The sky is a soft gray ceiling, the air damp and cold, my skin dimpled like a basketball. When I lived in the desert, I yearned for such a day.
I used to climb up on my parents’ roof to watch the sun melt like butter over the rose-and-cerulean horizon. Twenty years later, the evening sky from my parents’ place is still that beautiful.
The chir of nighttime insects and the wide dark blue of the moonlight sky over the Texas Hill Country is not nearly as pleasant as a long, late-night conversation with my brother on our parents’ back deck. (Oops! I missed last week’s “small stone”! But I forgive myself, because I was preparing to fly across … More Small stone, Vol 2, #10
An afternoon on the couch, back flat and knees bent, the dry pulpy scent of paper and ink, the rich texture of a world unfolding in fine brushstrokes of words.
A few minutes ago, I helped a stranger cat to die. Not directly, but it was close enough. He’s a street cat, beefy and tough and full of spit and bravado. He’d been hit by a car. I think his hip is shattered.
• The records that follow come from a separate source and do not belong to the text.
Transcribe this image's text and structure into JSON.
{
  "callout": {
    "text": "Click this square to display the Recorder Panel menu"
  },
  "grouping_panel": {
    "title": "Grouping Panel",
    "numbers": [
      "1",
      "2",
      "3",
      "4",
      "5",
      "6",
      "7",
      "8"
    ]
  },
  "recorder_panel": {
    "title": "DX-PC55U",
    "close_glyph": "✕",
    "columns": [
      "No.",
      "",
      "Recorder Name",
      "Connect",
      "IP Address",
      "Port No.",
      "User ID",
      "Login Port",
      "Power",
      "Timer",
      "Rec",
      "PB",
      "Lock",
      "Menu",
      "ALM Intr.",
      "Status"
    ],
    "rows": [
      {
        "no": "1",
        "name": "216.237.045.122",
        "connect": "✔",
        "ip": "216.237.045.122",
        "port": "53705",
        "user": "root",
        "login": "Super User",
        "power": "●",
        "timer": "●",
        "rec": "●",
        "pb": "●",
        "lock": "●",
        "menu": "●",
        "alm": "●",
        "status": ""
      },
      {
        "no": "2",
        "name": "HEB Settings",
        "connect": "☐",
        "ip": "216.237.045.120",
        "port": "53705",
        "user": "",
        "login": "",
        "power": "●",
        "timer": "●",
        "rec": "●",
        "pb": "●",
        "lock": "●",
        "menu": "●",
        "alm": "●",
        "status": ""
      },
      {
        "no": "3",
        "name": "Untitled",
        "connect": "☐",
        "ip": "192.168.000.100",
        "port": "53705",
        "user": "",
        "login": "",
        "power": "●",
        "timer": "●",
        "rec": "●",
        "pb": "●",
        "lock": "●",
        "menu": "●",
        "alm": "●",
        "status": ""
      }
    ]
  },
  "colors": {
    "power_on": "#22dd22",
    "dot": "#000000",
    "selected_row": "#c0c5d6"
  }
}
With the help of some neighbors, I coaxed his broken body into … More Small stone, Vol. 2, #8
The fading echo of the muezzin’s adhan blurs into the rising songs of birds awakened from their roosts in the minarets.
I wanted to write a haiku today, for Japan. But nothing I could write would ever feel sufficient enough, or delicate enough, or helpful enough. Then I found this video post from Jenn, an American teaching in Japan, and her words are excellent. Better still, she offers links and suggestions for ways to help Japan … More Small stone, Vol. 2, #6: SPECIAL JAPAN POST
Watching the street cleaner scoop up paper cups and faded wrappers, one smooth sweep of his long-handled dust pan, I remember when I cleaned houses and gas stations and grocery stores for a living. And I realize I can no longer do those things. I have lost the skills. I have developed new skills to … More Small stone, Vol. 2, #5
The dark setting sun like a copper coin in the sandy clouds.
All day I have stuffed my ears with music like soaked cotton; now, the gentle thrum of distant construction, the drift of passing traffic, and the quiet afternoon breeze feels like my eardrums exhaling.